» **Given data**
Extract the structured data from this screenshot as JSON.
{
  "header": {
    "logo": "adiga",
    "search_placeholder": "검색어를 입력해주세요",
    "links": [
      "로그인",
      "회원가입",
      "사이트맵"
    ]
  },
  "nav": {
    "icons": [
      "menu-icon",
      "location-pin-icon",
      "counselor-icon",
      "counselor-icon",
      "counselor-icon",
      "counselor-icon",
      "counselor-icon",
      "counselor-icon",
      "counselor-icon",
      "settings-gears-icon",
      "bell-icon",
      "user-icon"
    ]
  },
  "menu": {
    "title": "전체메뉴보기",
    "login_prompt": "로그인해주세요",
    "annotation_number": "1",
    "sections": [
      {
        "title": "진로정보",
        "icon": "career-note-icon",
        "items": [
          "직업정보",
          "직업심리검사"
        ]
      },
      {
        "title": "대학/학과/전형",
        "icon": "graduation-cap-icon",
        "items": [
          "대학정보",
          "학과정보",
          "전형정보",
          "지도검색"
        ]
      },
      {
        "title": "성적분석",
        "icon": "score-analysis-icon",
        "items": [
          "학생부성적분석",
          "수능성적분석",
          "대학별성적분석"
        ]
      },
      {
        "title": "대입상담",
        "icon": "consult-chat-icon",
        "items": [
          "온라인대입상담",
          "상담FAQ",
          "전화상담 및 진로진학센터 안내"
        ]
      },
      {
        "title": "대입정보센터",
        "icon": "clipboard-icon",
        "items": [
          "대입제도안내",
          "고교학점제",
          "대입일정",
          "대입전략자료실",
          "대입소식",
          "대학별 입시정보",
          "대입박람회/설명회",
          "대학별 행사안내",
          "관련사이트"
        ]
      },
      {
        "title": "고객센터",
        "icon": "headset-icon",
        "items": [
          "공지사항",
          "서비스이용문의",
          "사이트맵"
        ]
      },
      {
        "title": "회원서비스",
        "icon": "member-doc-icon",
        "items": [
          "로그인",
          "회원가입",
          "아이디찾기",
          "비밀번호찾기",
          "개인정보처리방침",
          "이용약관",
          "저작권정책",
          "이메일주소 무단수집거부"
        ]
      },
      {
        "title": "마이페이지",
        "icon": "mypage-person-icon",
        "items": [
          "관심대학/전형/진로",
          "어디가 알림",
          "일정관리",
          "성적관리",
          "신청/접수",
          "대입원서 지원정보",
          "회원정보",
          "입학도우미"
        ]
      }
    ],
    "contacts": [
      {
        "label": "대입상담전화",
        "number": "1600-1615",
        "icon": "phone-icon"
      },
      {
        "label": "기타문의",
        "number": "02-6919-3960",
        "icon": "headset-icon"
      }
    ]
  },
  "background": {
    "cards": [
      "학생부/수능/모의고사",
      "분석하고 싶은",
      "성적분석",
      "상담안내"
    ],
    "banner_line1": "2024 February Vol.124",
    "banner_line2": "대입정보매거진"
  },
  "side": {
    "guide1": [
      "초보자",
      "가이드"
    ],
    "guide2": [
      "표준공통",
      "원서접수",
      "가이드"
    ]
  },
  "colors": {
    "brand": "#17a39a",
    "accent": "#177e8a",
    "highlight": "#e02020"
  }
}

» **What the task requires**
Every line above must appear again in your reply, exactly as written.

» **Exercise response**
Extract the structured data from this screenshot as JSON.
{
  "header": {
    "logo": "adiga",
    "search_placeholder": "검색어를 입력해주세요",
    "links": [
      "로그인",
      "회원가입",
      "사이트맵"
    ]
  },
  "nav": {
    "icons": [
      "menu-icon",
      "location-pin-icon",
      "counselor-icon",
      "counselor-icon",
      "counselor-icon",
      "counselor-icon",
      "counselor-icon",
      "counselor-icon",
      "counselor-icon",
      "settings-gears-icon",
      "bell-icon",
      "user-icon"
    ]
  },
  "menu": {
    "title": "전체메뉴보기",
    "login_prompt": "로그인해주세요",
    "annotation_number": "1",
    "sections": [
      {
        "title": "진로정보",
        "icon": "career-note-icon",
        "items": [
          "직업정보",
          "직업심리검사"
        ]
      },
      {
        "title": "대학/학과/전형",
        "icon": "graduation-cap-icon",
        "items": [
          "대학정보",
          "학과정보",
          "전형정보",
          "지도검색"
        ]
      },
      {
        "title": "성적분석",
        "icon": "score-analysis-icon",
        "items": [
          "학생부성적분석",
          "수능성적분석",
          "대학별성적분석"
        ]
      },
      {
        "title": "대입상담",
        "icon": "consult-chat-icon",
        "items": [
          "온라인대입상담",
          "상담FAQ",
          "전화상담 및 진로진학센터 안내"
        ]
      },
      {
        "title": "대입정보센터",
        "icon": "clipboard-icon",
        "items": [
          "대입제도안내",
          "고교학점제",
          "대입일정",
          "대입전략자료실",
          "대입소식",
          "대학별 입시정보",
          "대입박람회/설명회",
          "대학별 행사안내",
          "관련사이트"
        ]
      },
      {
        "title": "고객센터",
        "icon": "headset-icon",
        "items": [
          "공지사항",
          "서비스이용문의",
          "사이트맵"
        ]
      },
      {
        "title": "회원서비스",
        "icon": "member-doc-icon",
        "items": [
          "로그인",
          "회원가입",
          "아이디찾기",
          "비밀번호찾기",
          "개인정보처리방침",
          "이용약관",
          "저작권정책",
          "이메일주소 무단수집거부"
        ]
      },
      {
        "title": "마이페이지",
        "icon": "mypage-person-icon",
        "items": [
          "관심대학/전형/진로",
          "어디가 알림",
          "일정관리",
          "성적관리",
          "신청/접수",
          "대입원서 지원정보",
          "회원정보",
          "입학도우미"
        ]
      }
    ],
    "contacts": [
      {
        "label": "대입상담전화",
        "number": "1600-1615",
        "icon": "phone-icon"
      },
      {
        "label": "기타문의",
        "number": "02-6919-3960",
        "icon": "headset-icon"
      }
    ]
  },
  "background": {
    "cards": [
      "학생부/수능/모의고사",
      "분석하고 싶은",
      "성적분석",
      "상담안내"
    ],
    "banner_line1": "2024 February Vol.124",
    "banner_line2": "대입정보매거진"
  },
  "side": {
    "guide1": [
      "초보자",
      "가이드"
    ],
    "guide2": [
      "표준공통",
      "원서접수",
      "가이드"
    ]
  },
  "colors": {
    "brand": "#17a39a",
    "accent": "#177e8a",
    "highlight": "#e02020"
  }
}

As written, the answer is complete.